"I have so many stories of times when I met someone who enriched my experience or helped me out," she said. "My favorite example is probably Zeman, who I met in Penang (Malaysia)."
Zeman worked for a water-sports company and served as O'Neil's guide when she went parasailing, she said.
"He asked me if I'd been to the Monkey Beach National Park and I told him no, so he invited to go with him," she said. "Something told me it was OK."
The next day, Zeman showed up on his motorcycle and invited O'Neil to hop aboard.
"There's a direct route to the park and I figured as long as we stayed on that route, everything would be fine," O'Neil said. "When he suddenly veered off the route, I got a little worried,"
But Zeman had no intention of harming O'Neil.
"He just wanted to show me all of the places he loved," she said. "We went to sites that I would probably never have seen on my own, and we finished with a great hike through the national park."
Being open-minded and trusting of people doesn't mean being foolish, O'Neil said.
"You need to be careful, and I think people often will give you a tell about their actual intentions," she said. "In one instance, a man came up to me and started asking me where I was staying and if I was traveling alone. That didn't seem like a good sign."

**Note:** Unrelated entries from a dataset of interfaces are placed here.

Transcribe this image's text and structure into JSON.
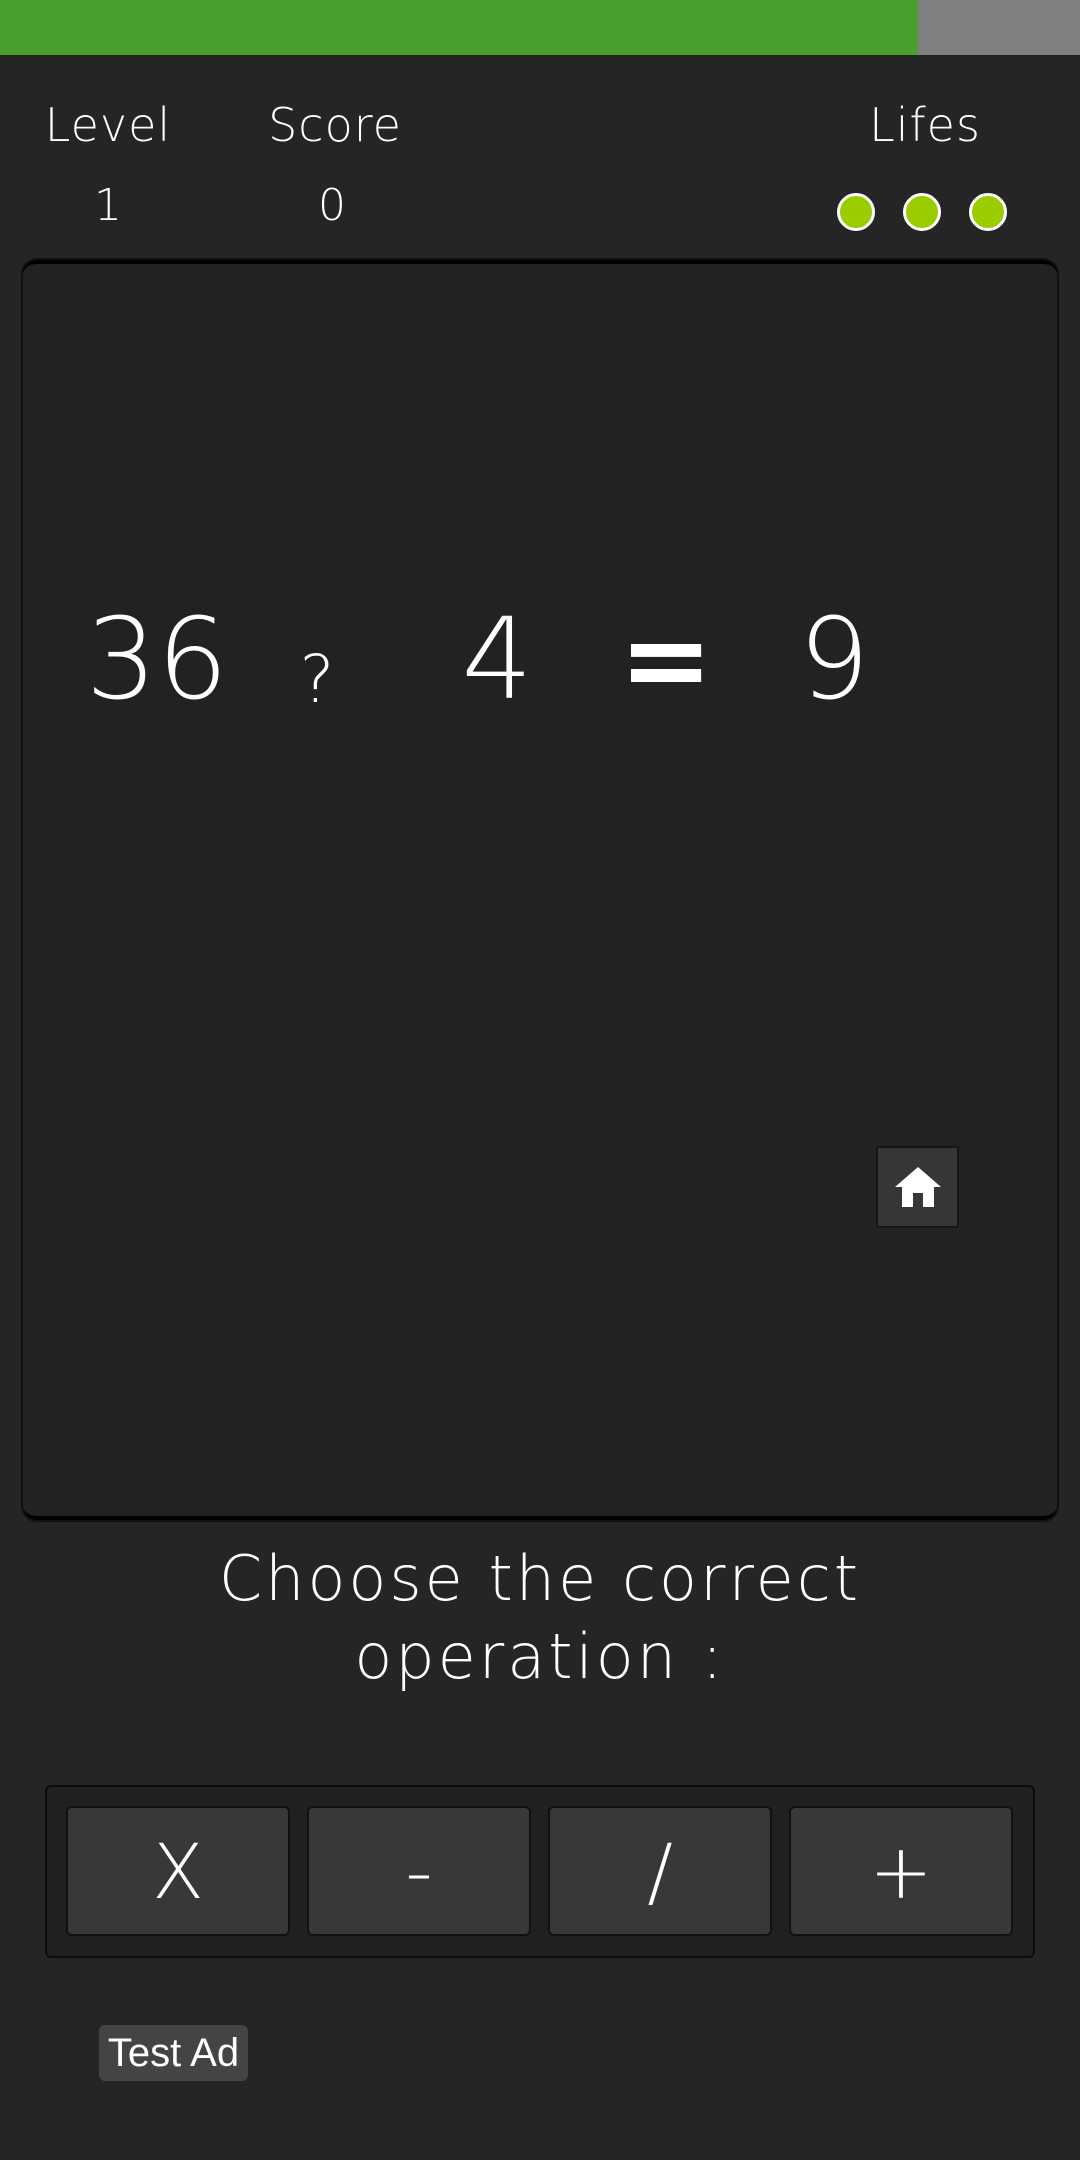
{
  "progress": {
    "percent": 85,
    "fill_color": "#4b9f2e",
    "track_color": "#808080"
  },
  "header": {
    "level_label": "Level",
    "level_value": "1",
    "score_label": "Score",
    "score_value": "0",
    "lifes_label": "Lifes",
    "lifes_count": 3,
    "life_color": "#9bcc00"
  },
  "equation": {
    "left": "36",
    "operator": "?",
    "right": "4",
    "equals": "=",
    "result": "9"
  },
  "home_button": {
    "icon": "home-icon"
  },
  "prompt": {
    "line1": "Choose the correct",
    "line2": "operation :"
  },
  "operations": [
    {
      "label": "X"
    },
    {
      "label": "-"
    },
    {
      "label": "/"
    },
    {
      "label": "+"
    }
  ],
  "ad": {
    "label": "Test Ad"
  }
}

Rolling with the flow
Before her Asian adventure, O'Neil already was a seasoned traveler.
She studied abroad in western Europe while attending Butler University and participated in trips to Chile and France during her years at Wellington.
"Those were sponsored trips where you were accompanied by other people and guides, but I think they helped prepare me to be ready to take a journey totally on my own," O'Neil said.
O'Neil has posted stories, photographs and videos from her trip and her reflections on the life lessons she's learned on her travel website, onmylist.org.
She also is writing a book titled "Gui Ren," which she will self-publish later this year.
Beyond that, who knows what the future may bring, said O'Neil, who now lives in the Easton area and works as a member-service specialist at Life Time.
"You don't know what life will bring you," she said. "I'm ready to roll with the flow and be ready to go where life takes me."